[Excerpts from an interface dataset]
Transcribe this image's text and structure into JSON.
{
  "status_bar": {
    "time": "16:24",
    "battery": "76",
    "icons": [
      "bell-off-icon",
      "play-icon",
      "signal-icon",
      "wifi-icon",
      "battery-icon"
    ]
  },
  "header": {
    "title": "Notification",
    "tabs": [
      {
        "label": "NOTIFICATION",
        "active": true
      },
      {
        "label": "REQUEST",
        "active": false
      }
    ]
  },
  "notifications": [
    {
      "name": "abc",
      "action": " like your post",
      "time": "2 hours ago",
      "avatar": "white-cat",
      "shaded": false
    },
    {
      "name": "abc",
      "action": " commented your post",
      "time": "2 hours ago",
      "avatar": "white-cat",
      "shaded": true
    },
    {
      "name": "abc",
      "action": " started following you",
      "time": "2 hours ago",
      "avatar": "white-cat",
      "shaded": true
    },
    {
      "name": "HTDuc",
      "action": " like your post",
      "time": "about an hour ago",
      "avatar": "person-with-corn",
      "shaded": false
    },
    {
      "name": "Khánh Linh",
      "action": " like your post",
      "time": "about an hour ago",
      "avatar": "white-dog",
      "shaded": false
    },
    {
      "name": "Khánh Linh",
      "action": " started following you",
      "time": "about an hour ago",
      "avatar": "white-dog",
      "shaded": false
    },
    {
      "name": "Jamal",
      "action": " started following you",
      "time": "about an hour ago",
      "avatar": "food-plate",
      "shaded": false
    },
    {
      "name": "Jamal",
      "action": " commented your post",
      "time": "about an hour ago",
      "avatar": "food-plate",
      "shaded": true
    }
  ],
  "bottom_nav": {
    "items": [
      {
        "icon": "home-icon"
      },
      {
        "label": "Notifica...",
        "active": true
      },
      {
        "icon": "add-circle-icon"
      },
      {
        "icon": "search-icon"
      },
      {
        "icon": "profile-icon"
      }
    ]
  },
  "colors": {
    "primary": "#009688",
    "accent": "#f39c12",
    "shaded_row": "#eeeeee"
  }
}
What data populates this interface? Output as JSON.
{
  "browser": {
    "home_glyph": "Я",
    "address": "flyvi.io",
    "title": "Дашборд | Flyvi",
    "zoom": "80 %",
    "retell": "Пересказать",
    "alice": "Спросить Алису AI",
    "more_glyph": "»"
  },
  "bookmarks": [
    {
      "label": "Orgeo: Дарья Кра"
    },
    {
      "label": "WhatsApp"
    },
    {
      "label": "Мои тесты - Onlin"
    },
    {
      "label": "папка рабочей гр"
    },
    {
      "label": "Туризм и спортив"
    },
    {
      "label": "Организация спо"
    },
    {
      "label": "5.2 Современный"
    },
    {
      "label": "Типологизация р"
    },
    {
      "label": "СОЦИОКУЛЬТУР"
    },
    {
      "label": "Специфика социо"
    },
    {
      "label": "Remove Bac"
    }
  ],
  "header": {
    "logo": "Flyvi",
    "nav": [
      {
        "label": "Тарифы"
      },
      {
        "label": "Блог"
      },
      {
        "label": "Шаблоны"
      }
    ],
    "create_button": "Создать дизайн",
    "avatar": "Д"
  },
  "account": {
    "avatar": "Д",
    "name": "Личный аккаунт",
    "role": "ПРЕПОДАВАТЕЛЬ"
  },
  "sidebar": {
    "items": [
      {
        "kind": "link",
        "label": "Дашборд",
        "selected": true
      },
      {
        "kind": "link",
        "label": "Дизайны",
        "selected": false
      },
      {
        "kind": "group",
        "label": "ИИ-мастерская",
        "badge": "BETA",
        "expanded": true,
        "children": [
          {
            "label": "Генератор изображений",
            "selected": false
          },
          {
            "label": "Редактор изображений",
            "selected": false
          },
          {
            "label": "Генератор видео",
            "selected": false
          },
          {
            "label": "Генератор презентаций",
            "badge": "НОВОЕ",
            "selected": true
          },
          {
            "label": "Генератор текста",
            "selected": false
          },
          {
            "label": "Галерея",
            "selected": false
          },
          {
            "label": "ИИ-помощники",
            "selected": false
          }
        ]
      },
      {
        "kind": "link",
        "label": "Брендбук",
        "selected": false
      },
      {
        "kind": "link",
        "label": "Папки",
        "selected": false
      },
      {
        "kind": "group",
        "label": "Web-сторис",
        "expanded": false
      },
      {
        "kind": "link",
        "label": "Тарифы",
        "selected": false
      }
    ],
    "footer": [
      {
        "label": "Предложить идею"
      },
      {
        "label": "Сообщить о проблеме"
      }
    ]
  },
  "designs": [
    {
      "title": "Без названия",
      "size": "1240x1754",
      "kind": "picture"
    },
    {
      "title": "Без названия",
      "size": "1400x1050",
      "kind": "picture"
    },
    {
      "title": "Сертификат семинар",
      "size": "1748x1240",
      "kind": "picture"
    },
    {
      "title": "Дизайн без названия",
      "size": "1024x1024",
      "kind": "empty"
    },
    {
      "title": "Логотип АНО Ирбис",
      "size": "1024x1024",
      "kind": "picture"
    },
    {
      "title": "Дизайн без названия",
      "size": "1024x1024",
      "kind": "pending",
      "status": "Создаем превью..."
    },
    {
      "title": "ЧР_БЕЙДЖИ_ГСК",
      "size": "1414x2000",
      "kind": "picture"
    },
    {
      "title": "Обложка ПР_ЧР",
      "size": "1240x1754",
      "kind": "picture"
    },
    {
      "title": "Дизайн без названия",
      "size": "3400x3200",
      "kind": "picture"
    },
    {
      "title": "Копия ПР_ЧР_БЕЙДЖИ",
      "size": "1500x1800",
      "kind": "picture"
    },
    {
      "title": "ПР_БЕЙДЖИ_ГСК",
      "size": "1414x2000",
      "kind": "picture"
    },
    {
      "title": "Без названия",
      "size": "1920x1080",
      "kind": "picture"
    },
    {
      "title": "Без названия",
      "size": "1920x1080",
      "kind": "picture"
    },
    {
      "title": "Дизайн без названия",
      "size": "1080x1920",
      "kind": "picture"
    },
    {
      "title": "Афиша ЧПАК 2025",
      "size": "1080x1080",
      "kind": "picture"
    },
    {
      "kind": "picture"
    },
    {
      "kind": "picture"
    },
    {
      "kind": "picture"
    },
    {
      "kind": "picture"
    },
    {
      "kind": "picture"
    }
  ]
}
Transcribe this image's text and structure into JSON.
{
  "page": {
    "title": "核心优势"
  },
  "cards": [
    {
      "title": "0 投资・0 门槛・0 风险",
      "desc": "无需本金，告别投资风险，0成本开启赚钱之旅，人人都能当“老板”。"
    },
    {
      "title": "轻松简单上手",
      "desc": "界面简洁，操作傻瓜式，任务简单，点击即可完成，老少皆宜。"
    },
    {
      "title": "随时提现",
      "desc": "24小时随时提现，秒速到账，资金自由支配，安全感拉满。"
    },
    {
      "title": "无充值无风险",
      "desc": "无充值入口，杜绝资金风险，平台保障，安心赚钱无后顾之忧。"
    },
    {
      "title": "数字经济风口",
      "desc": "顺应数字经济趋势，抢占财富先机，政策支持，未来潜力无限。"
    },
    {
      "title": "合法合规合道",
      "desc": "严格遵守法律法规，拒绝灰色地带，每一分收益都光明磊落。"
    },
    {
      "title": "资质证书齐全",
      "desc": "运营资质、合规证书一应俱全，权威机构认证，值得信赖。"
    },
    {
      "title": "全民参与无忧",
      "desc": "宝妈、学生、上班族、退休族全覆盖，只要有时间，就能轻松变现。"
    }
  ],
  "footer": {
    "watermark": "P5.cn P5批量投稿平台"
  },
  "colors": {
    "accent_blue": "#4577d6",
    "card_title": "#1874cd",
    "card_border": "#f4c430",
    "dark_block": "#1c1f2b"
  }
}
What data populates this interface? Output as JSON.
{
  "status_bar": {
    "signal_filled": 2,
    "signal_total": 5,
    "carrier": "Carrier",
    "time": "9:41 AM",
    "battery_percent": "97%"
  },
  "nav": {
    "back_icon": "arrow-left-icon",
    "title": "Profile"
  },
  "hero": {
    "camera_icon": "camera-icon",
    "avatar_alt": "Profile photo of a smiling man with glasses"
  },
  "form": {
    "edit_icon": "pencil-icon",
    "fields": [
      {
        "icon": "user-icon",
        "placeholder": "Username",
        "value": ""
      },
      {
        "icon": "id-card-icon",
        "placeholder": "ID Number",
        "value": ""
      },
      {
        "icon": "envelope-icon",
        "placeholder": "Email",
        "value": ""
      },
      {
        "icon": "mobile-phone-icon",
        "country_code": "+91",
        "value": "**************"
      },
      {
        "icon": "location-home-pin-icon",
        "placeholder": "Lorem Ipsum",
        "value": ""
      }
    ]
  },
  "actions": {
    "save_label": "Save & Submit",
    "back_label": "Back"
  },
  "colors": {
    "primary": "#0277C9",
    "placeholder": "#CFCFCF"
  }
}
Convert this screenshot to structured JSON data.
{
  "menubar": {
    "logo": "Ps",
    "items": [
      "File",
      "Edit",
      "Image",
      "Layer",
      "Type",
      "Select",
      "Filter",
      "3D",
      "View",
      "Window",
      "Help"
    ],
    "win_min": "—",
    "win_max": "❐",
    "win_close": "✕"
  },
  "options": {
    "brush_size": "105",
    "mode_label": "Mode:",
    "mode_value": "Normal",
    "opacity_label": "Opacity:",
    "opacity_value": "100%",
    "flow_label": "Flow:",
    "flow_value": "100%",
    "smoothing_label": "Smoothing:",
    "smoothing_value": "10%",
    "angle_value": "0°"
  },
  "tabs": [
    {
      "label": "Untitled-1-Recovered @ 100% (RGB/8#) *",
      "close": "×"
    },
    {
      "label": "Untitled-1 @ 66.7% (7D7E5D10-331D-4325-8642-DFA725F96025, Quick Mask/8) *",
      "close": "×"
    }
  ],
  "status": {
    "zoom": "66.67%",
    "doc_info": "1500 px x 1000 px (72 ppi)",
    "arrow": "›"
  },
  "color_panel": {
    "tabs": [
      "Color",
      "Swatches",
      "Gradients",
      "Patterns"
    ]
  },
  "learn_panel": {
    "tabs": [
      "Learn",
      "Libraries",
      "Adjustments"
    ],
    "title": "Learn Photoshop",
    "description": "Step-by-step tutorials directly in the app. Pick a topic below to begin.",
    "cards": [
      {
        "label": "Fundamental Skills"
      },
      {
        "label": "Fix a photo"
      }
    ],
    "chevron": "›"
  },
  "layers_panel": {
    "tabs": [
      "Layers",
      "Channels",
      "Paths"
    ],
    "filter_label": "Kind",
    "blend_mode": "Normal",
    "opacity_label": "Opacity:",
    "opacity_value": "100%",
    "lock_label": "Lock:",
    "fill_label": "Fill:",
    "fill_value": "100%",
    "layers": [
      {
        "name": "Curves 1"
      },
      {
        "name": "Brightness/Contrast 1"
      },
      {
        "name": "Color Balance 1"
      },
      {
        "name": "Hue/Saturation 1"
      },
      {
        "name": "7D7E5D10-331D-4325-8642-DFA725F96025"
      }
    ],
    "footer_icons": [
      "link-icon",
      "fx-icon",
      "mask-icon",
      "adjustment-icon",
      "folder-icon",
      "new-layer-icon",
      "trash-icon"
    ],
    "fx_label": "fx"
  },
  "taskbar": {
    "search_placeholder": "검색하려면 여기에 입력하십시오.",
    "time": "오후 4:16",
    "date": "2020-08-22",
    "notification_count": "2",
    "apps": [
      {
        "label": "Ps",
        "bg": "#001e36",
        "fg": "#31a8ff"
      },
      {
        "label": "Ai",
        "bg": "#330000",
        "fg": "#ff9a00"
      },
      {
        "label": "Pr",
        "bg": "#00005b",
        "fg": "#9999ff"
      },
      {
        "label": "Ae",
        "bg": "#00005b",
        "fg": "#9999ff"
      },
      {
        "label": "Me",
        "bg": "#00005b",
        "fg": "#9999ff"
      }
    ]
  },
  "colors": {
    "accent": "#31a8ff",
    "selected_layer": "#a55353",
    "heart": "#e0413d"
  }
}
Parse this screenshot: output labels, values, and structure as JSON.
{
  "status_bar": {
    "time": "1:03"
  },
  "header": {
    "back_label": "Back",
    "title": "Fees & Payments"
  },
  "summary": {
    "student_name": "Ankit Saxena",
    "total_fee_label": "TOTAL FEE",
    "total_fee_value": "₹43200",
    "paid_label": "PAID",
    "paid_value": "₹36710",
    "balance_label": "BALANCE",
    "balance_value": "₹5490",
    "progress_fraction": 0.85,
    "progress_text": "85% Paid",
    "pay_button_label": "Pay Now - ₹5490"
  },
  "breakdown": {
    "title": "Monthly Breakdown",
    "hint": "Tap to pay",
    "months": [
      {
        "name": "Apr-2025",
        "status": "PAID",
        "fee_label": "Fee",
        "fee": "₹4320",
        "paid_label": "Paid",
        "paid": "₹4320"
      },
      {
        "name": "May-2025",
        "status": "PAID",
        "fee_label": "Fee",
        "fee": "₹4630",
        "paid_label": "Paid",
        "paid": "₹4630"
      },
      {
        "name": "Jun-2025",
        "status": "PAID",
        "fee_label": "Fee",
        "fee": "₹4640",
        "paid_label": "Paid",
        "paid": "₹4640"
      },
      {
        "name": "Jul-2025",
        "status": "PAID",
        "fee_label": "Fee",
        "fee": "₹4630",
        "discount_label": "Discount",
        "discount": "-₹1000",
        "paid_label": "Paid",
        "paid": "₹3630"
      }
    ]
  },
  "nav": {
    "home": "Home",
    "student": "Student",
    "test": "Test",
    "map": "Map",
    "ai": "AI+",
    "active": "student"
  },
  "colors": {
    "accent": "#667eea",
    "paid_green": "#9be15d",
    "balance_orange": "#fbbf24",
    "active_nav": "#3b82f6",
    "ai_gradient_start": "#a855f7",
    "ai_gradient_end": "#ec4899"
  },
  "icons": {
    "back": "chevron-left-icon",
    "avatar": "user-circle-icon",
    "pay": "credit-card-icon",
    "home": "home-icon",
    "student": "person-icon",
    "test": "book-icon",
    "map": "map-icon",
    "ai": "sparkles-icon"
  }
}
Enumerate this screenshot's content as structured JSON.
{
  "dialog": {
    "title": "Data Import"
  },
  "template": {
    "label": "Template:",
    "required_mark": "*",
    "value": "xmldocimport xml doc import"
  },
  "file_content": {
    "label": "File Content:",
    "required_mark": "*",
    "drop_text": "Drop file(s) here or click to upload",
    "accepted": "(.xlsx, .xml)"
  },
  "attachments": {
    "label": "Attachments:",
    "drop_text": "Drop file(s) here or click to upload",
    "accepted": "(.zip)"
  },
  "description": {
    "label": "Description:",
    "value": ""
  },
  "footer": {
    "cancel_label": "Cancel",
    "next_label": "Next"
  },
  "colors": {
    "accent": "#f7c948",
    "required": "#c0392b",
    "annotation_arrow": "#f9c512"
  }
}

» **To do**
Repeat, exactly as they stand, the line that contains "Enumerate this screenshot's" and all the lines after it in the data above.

» **Solution for this exercise**
Enumerate this screenshot's content as structured JSON.
{
  "dialog": {
    "title": "Data Import"
  },
  "template": {
    "label": "Template:",
    "required_mark": "*",
    "value": "xmldocimport xml doc import"
  },
  "file_content": {
    "label": "File Content:",
    "required_mark": "*",
    "drop_text": "Drop file(s) here or click to upload",
    "accepted": "(.xlsx, .xml)"
  },
  "attachments": {
    "label": "Attachments:",
    "drop_text": "Drop file(s) here or click to upload",
    "accepted": "(.zip)"
  },
  "description": {
    "label": "Description:",
    "value": ""
  },
  "footer": {
    "cancel_label": "Cancel",
    "next_label": "Next"
  },
  "colors": {
    "accent": "#f7c948",
    "required": "#c0392b",
    "annotation_arrow": "#f9c512"
  }
}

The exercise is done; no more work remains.